Ninety-three percent of the nation’s 1.1 million MilSpouses are women who, on average, are 35 years or younger and have two children under the age of five. Because they regularly move their homes, these spouses have an increasingly difficult time maintaining consistent employment.
Some statistics on female military spouses’ buying behavior:
- 85% of the military family’s consumer purchases are determined by the female spouse.
- 75% consider themselves the primary shoppers for their household.
- 58% of all total military family spending that occurs online.
- 22% shop online at least once a day.
Military bases have their own newspapers, and surveys commissioned by the Air Force and Army indicate that active-duty personnel prefer reading military newspapers, making them valuable places to advertise.
One way to reach the active-duty military is with radio, TV, and digital ads. Few dealers consider dedicating entire ad campaigns to active duty beyond Veteran’s Day and Memorial Day sales, so there is a lot of opportunity there. You could also consider Geo-Fencing the military base and surrounding areas.
Become Part of the Military Community
Most military bases have programs and groups that help to connect the installation to the community. Consider volunteering with these organizations or even donating.

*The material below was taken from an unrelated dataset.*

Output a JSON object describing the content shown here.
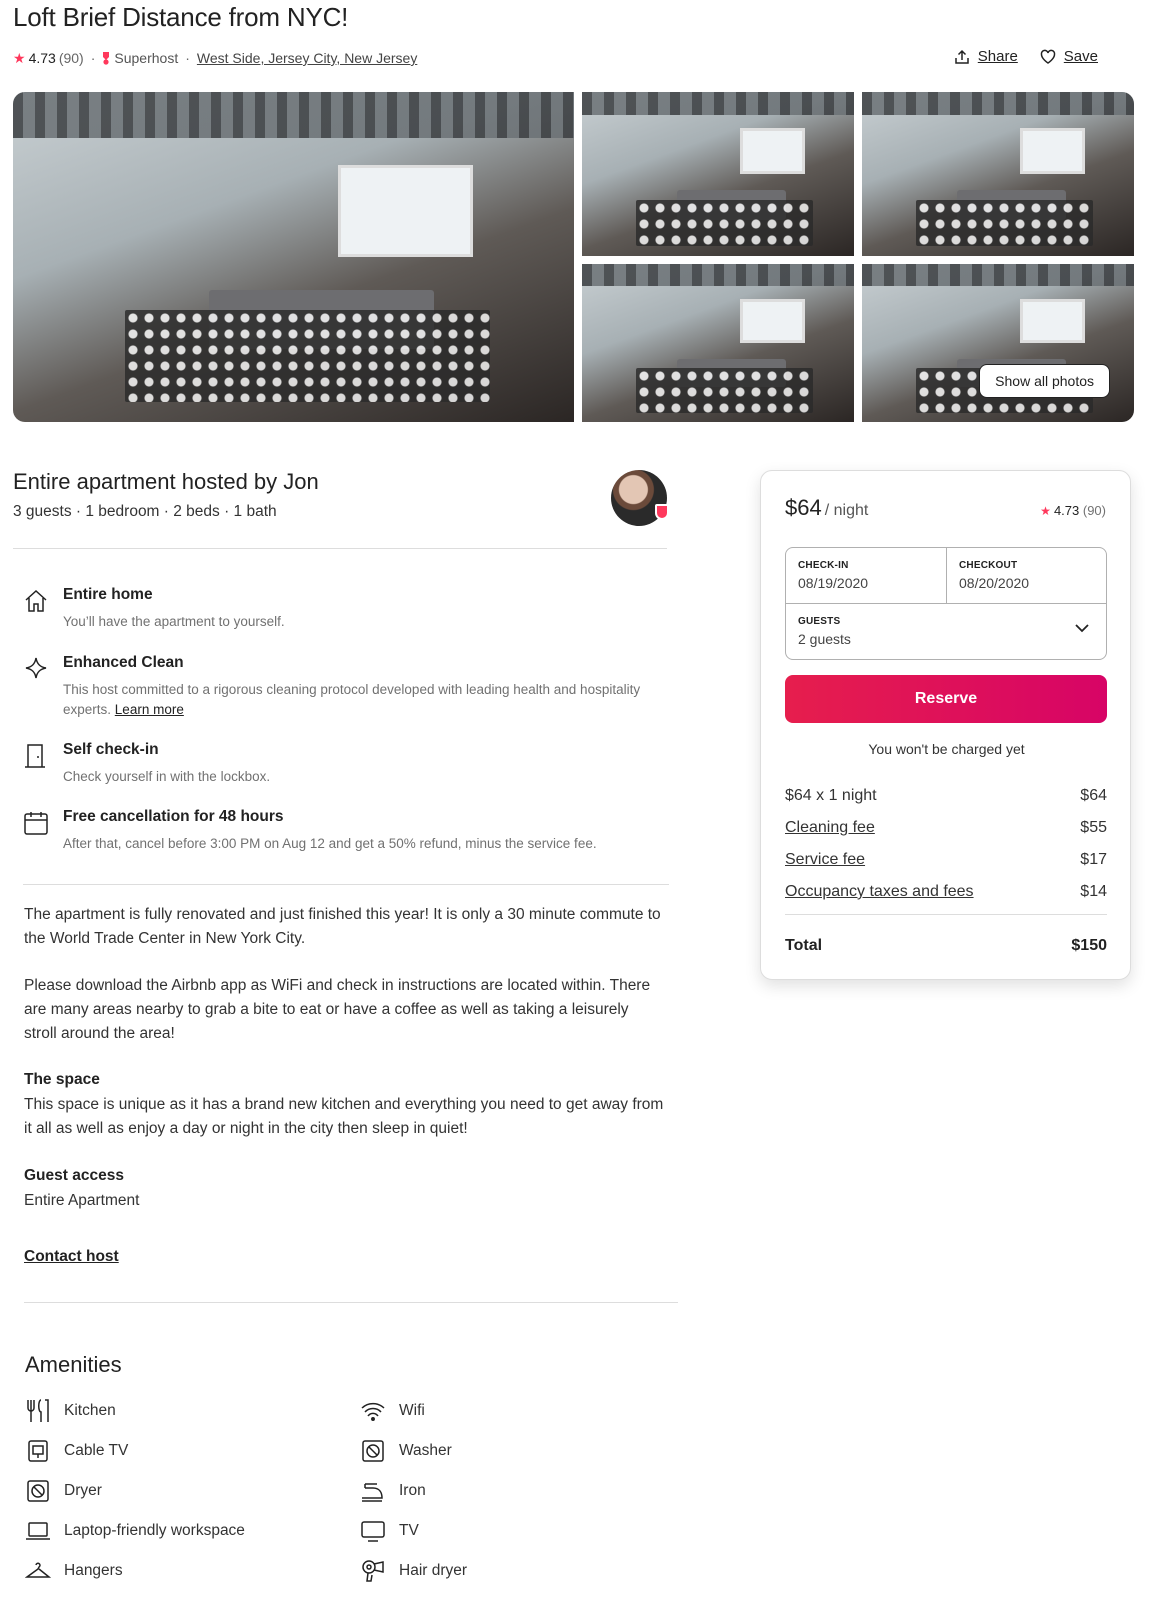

This will cost you more time than money, but the payoff in connections made makes up for it.
One way to reach into the military community is to reach out to your local chapter of the Association of the United States Army (AUSA). AUSA is a private non-profit organization that supports Army causes. Ask how your dealership could effectively get involved with the Military base community that your dealership serves. They can help you get the name out and let personnel know that you are there to serve.
“Credibility is everything,” noted Ron Taylor, president of the AUSA Fourth Region (Texas, Oklahoma, Arkansas, and Louisiana). “Once you’ve lost it, you won’t ever recover.”
Marketing Messages to Military Members
Because of the sizeable spending power of the active-duty military and their families, they are often the target of scammers that hound military veterans and retirees with franchise “opportunities” or real estate “deals,” causing many in the military community to view some special military promotions with suspicion.
The solution is to keep your promotion honest and straightforward by offering a discount and a sincere “Thank you for your service.”
The Power Of Word Of Mouth
According to surveys, 76% of the military community say they learn about military discounts and special offers from word-of-mouth. Print ads account for only 30% of awareness building. Military members have close-knit social connections, and you can leverage the power of word-of-mouth within this community. Members of the military community have strong bonds and trust each other’s opinions. This is why, when marketing to the military, your offers and promotions must be thoughtful and generous.
Connecting your dealership to a steady pool of newly-transplanted soldiers who are often making their first real steady paycheck could be a viable revenue source for any dealership willing to put in the work to make the right inroads. But once those connections are made and those pathways established, the investment will pay off.